Lewis Hamilton admitted the ending to Sunday’s Italian GP brought back memories of his Abu Dhabi title decider against Max Verstappen, with the Mercedes driver on this occasion agreeing with the Safety Car application.
The 2022 Italian GP was similar to the 2021 Abu Dhabi GP in that there was a Safety Car called with few laps remaining.
At Monza, however, the race finished behind the Safety Car – with Max Verstappen beating Charles Leclerc – while in Abu Dhabi, the race was incorrectly restarted with one lap remaining.
Verstappen would overtake Hamilton, on older tyres, on that final lap, claiming a remarkable world championship.
Hamilton, who finished fifth on Sunday, told Sky in Italy that he would have “loved to fight the guys behind me” if given the chance to restart but said he ultimately agreed with the finish given the finale last year.
“It always brings memories back,” said Hamilton. “That is the rules how it should be, right?
“There’s only one time in the history of the sport where they haven’t done the rules like that today and that’s the one where it changed the result of the championship. But it is what it is.”
Michael Masi, who has since left Formula 1’s governing FIA, did not let some cars un-lap themselves in Abu Dhabi last year, with the race restarted sooner than it should have been – leaving the door open for Verstappen.
While both Red Bull and Ferrari said they wanted to restart Sunday’s race, FIA’s Race Director Niels Wittich, who is one of the replacements for Masi, correctly applied the rules.
“I think this time they followed the rules,” Mercedes boss Toto Wolff told Sky Sports F1. “Maybe they could have done it a lap sooner, and they accepted the race ends under the Safety Car.
“This is how it should be.”
What happened at Monza and why fans were denied finale
Verstappen was cruising towards his fifth win in a row – 16 seconds ahead of the two-stopping Charles Leclerc – when Daniel Ricciardo ground to a halt in his McLaren on Lap 47 of 53, stopping his car in between the Lesmos.
While yellow flags were immediately waved, there was a slight delay before a Safety Car period was signalled.
Still, Verstappen and Leclerc followed many of their rivals into the pits on the following lap, fitting soft tyres as teams expected the race to get under way again shortly for an epic finale.
However, valuable time was wasted when the Safety Car came out in front of George Russell’s car, in third, and not Verstappen.

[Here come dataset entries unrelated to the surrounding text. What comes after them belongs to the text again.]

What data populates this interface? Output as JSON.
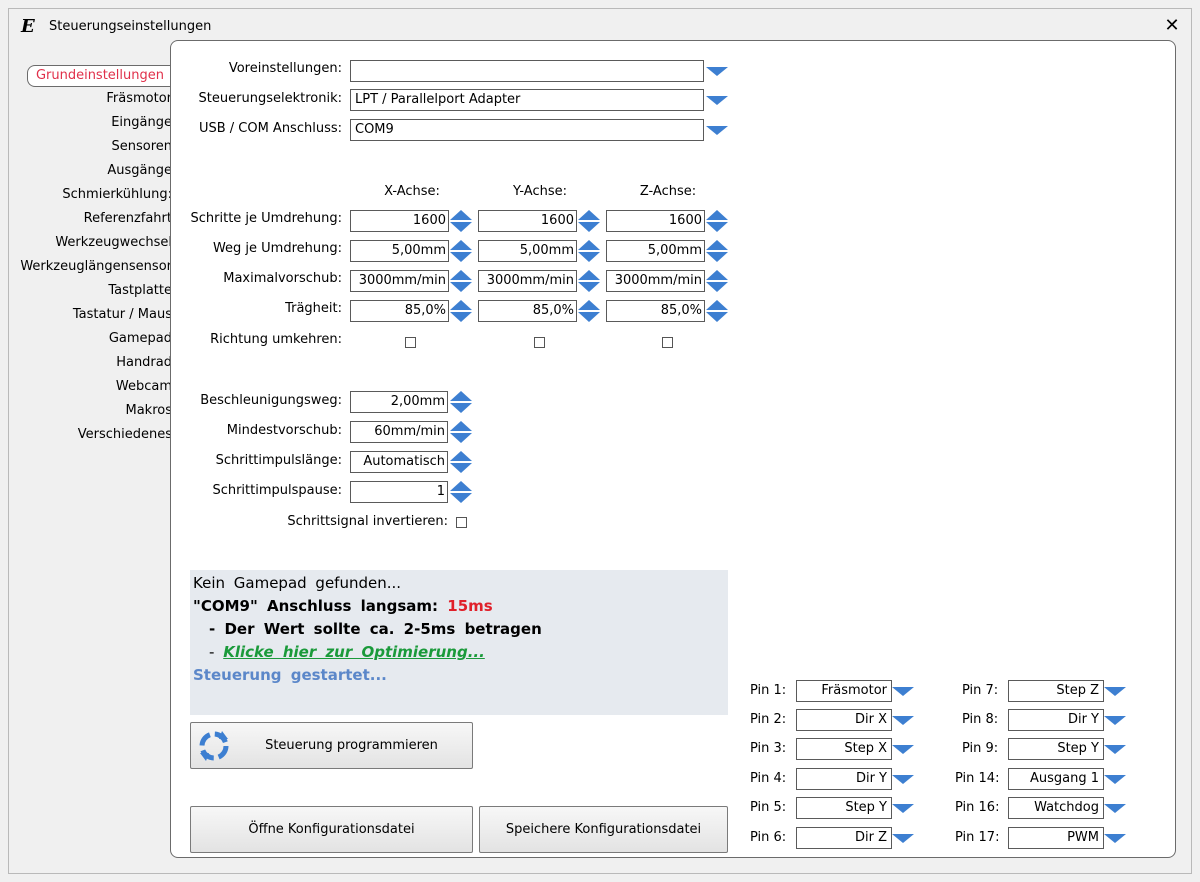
{
  "window": {
    "title": "Steuerungseinstellungen",
    "icon_text": "E"
  },
  "nav": {
    "items": [
      {
        "label": "Grundeinstellungen",
        "active": true
      },
      {
        "label": "Fräsmotor"
      },
      {
        "label": "Eingänge"
      },
      {
        "label": "Sensoren"
      },
      {
        "label": "Ausgänge"
      },
      {
        "label": "Schmierkühlung:"
      },
      {
        "label": "Referenzfahrt"
      },
      {
        "label": "Werkzeugwechsel"
      },
      {
        "label": "Werkzeuglängensensor"
      },
      {
        "label": "Tastplatte"
      },
      {
        "label": "Tastatur / Maus"
      },
      {
        "label": "Gamepad"
      },
      {
        "label": "Handrad"
      },
      {
        "label": "Webcam"
      },
      {
        "label": "Makros"
      },
      {
        "label": "Verschiedenes"
      }
    ]
  },
  "settings": {
    "presets_label": "Voreinstellungen:",
    "presets_value": "",
    "electronics_label": "Steuerungselektronik:",
    "electronics_value": "LPT / Parallelport Adapter",
    "port_label": "USB / COM Anschluss:",
    "port_value": "COM9"
  },
  "axes": {
    "headers": [
      "X-Achse:",
      "Y-Achse:",
      "Z-Achse:"
    ],
    "rows": [
      {
        "label": "Schritte je Umdrehung:",
        "values": [
          "1600",
          "1600",
          "1600"
        ]
      },
      {
        "label": "Weg je Umdrehung:",
        "values": [
          "5,00mm",
          "5,00mm",
          "5,00mm"
        ]
      },
      {
        "label": "Maximalvorschub:",
        "values": [
          "3000mm/min",
          "3000mm/min",
          "3000mm/min"
        ]
      },
      {
        "label": "Trägheit:",
        "values": [
          "85,0%",
          "85,0%",
          "85,0%"
        ]
      }
    ],
    "reverse_label": "Richtung umkehren:"
  },
  "motion": {
    "accel_label": "Beschleunigungsweg:",
    "accel_value": "2,00mm",
    "minfeed_label": "Mindestvorschub:",
    "minfeed_value": "60mm/min",
    "pulselen_label": "Schrittimpulslänge:",
    "pulselen_value": "Automatisch",
    "pulsepause_label": "Schrittimpulspause:",
    "pulsepause_value": "1",
    "invert_label": "Schrittsignal invertieren:"
  },
  "log": {
    "line1": "Kein Gamepad gefunden...",
    "line2_prefix": "\"COM9\" Anschluss langsam:",
    "line2_value": "15ms",
    "line3": "- Der Wert sollte ca. 2-5ms betragen",
    "line4_dash": "-",
    "line4_link": "Klicke hier zur Optimierung...",
    "line5": "Steuerung gestartet...",
    "colors": {
      "value": "#e0202a",
      "link": "#1a9a3a",
      "status": "#5b87c9"
    }
  },
  "buttons": {
    "program": "Steuerung programmieren",
    "open_config": "Öffne Konfigurationsdatei",
    "save_config": "Speichere Konfigurationsdatei"
  },
  "pins": {
    "left": [
      {
        "label": "Pin 1:",
        "value": "Fräsmotor"
      },
      {
        "label": "Pin 2:",
        "value": "Dir X"
      },
      {
        "label": "Pin 3:",
        "value": "Step X"
      },
      {
        "label": "Pin 4:",
        "value": "Dir Y"
      },
      {
        "label": "Pin 5:",
        "value": "Step Y"
      },
      {
        "label": "Pin 6:",
        "value": "Dir Z"
      }
    ],
    "right": [
      {
        "label": "Pin 7:",
        "value": "Step Z"
      },
      {
        "label": "Pin 8:",
        "value": "Dir Y"
      },
      {
        "label": "Pin 9:",
        "value": "Step Y"
      },
      {
        "label": "Pin 14:",
        "value": "Ausgang 1"
      },
      {
        "label": "Pin 16:",
        "value": "Watchdog"
      },
      {
        "label": "Pin 17:",
        "value": "PWM"
      }
    ]
  },
  "accent_color": "#3d7fd1",
  "active_tab_color": "#e0304a"
}
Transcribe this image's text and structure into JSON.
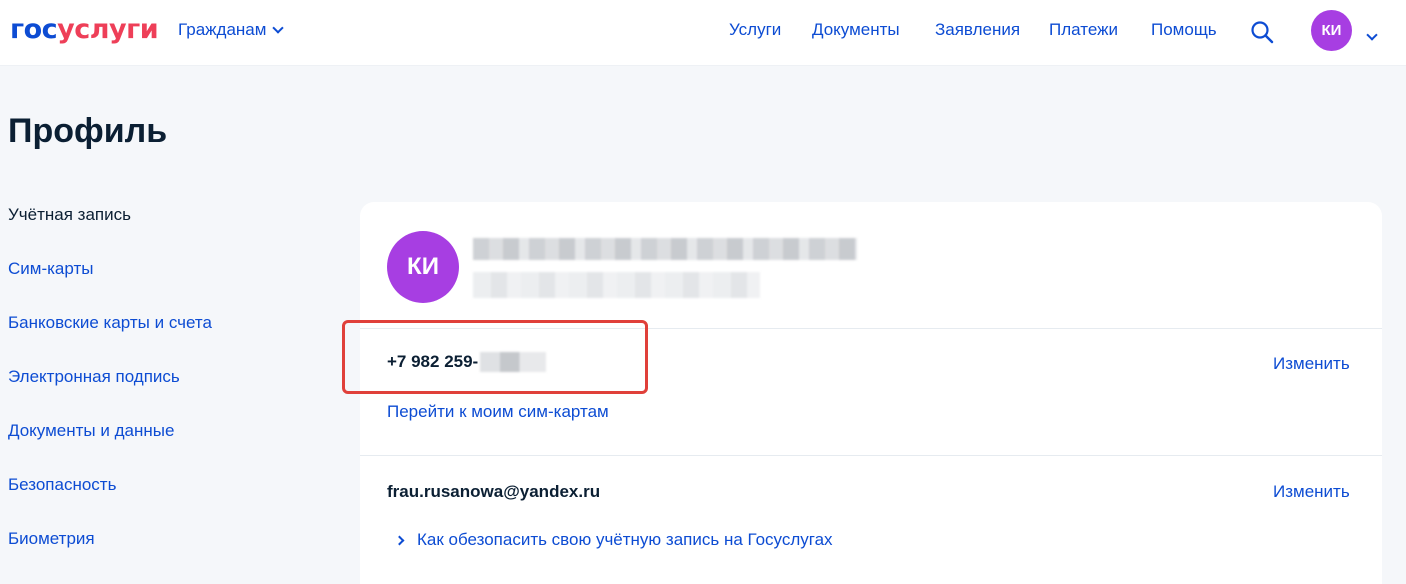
{
  "header": {
    "logo_part1": "гос",
    "logo_part2": "услуги",
    "role": "Гражданам",
    "nav": [
      "Услуги",
      "Документы",
      "Заявления",
      "Платежи",
      "Помощь"
    ],
    "search_icon": "search-icon",
    "avatar_initials": "КИ"
  },
  "page": {
    "title": "Профиль"
  },
  "sidebar": {
    "items": [
      {
        "label": "Учётная запись",
        "active": true
      },
      {
        "label": "Сим-карты"
      },
      {
        "label": "Банковские карты и счета"
      },
      {
        "label": "Электронная подпись"
      },
      {
        "label": "Документы и данные"
      },
      {
        "label": "Безопасность"
      },
      {
        "label": "Биометрия"
      }
    ]
  },
  "profile": {
    "avatar_initials": "КИ",
    "phone": "+7 982 259-",
    "phone_edit": "Изменить",
    "sim_link": "Перейти к моим сим-картам",
    "email": "frau.rusanowa@yandex.ru",
    "email_edit": "Изменить",
    "secure_link": "Как обезопасить свою учётную запись на Госуслугах"
  },
  "colors": {
    "brand_blue": "#0d4cd3",
    "brand_red": "#ee3f58",
    "avatar": "#a73ee2",
    "highlight": "#e0403a"
  }
}
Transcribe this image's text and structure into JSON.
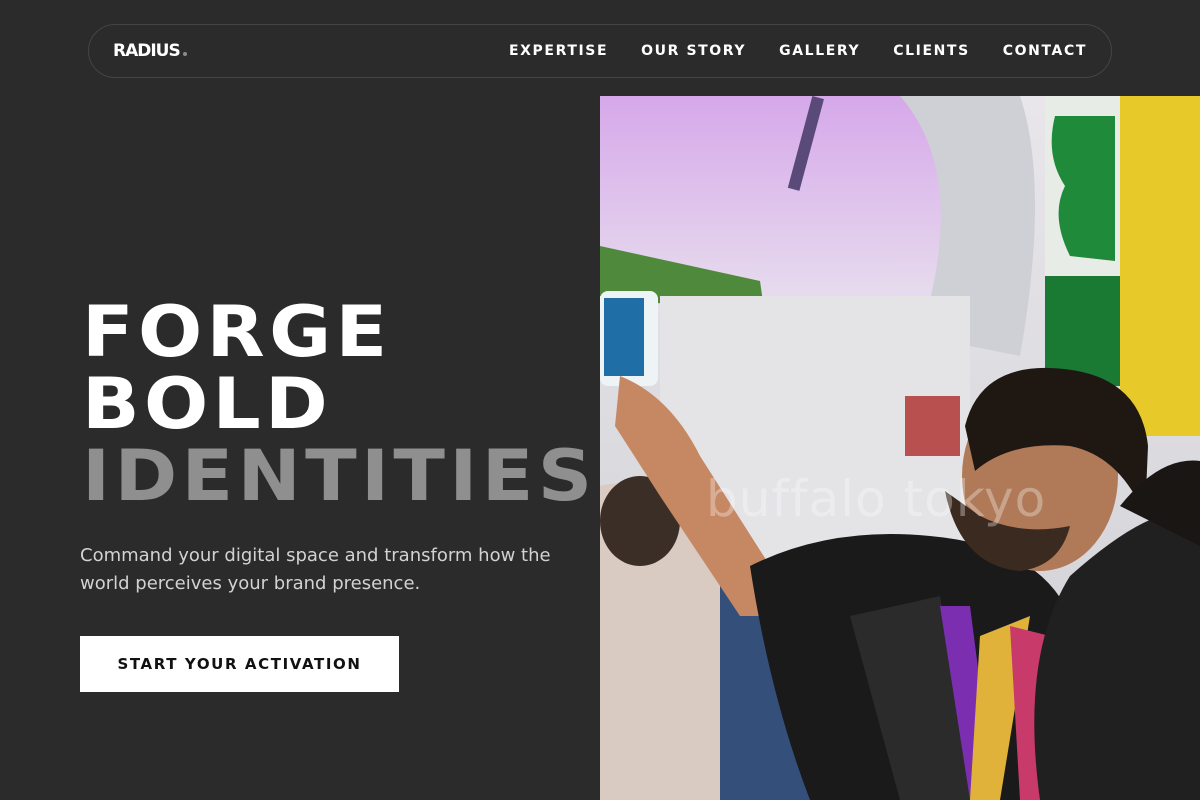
{
  "brand": {
    "name": "RADIUS"
  },
  "nav": {
    "items": [
      {
        "label": "EXPERTISE"
      },
      {
        "label": "OUR STORY"
      },
      {
        "label": "GALLERY"
      },
      {
        "label": "CLIENTS"
      },
      {
        "label": "CONTACT"
      }
    ]
  },
  "hero": {
    "headline": [
      "FORGE",
      "BOLD",
      "IDENTITIES"
    ],
    "subtitle": "Command your digital space and transform how the world perceives your brand presence.",
    "cta_label": "START YOUR ACTIVATION",
    "photo_watermark": "buffalo tokyo"
  },
  "colors": {
    "background": "#2b2b2b",
    "text": "#ffffff",
    "accent_grey": "#8f8f8f",
    "cta_bg": "#ffffff"
  }
}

It also didn’t initially release Russell and the 11 cars between him and the leader.
Mercedes told Russell to overtake the Safety Car, although the British driver refrained, with no green light showing to give him confidence to do so.
Another hindrance was the fact marshals were unable to move Riccardo’s car, and a cherry picker only started to recover it with three laps remaining.
Shortly after, Russell and the other cars were allowed to make their way past the Safety Car, but Verstappen only got to his required position at the front of the Safety Car queue at the end of Lap 51 of 53.
“At this point it became clear there wasn’t going to be enough time for all the cars to circle back around, join the train, and then release the lapped cars to finish the race under green flag conditions,” said Sky Sports F1’s Karun Chandhok.
Verstappen and Leclerc were split by two lapped cars – Yuki Tsunoda and Valtteri Bottas – on the penultimate lap, when the Monegasque was told before the final lap that this was how it would finish.
That prompted cries of “come on, the track is clear” from Leclerc, and boos from the fans. Verstappen was also booed on the podium.
The FIA’s explanation and how it could have ended
Sky Sports F1’s Ted Kravitz revealed the explanation from the FIA afterwards.
“They said the marshals couldn’t push it, they had hoped to recover the car quicker but doing that all takes time,” he reported.
“They also said it’s important to get the cars to bunch up to allow the marshals space to recover Ricciardo’s car.
“If there is a question, it’s about the lost Lap 50, why the green light was not shown earlier to Russell, especially as his Mercedes team were saying they think he can go by.”
Chandhok agreed that “procedurally, the Race Directors did everything right… they followed the rulebook, no question about it” – but came up with an alternative scenario that would have given a better finish.
“My personal view is that in light of what happened in Abu Dhabi, if we have an incident in the last five laps, it becomes an automatic red flag with a standing start,” he said. “I think for all of us, it was a little bit of an anticlimactic finish.”
Ted, meanwhile, concluded: “Was the Race Director playing it steady? Yes. Could he have been quicker? Yes.
“But was it a just result in the way Abu Dhabi wasn’t? Yes.”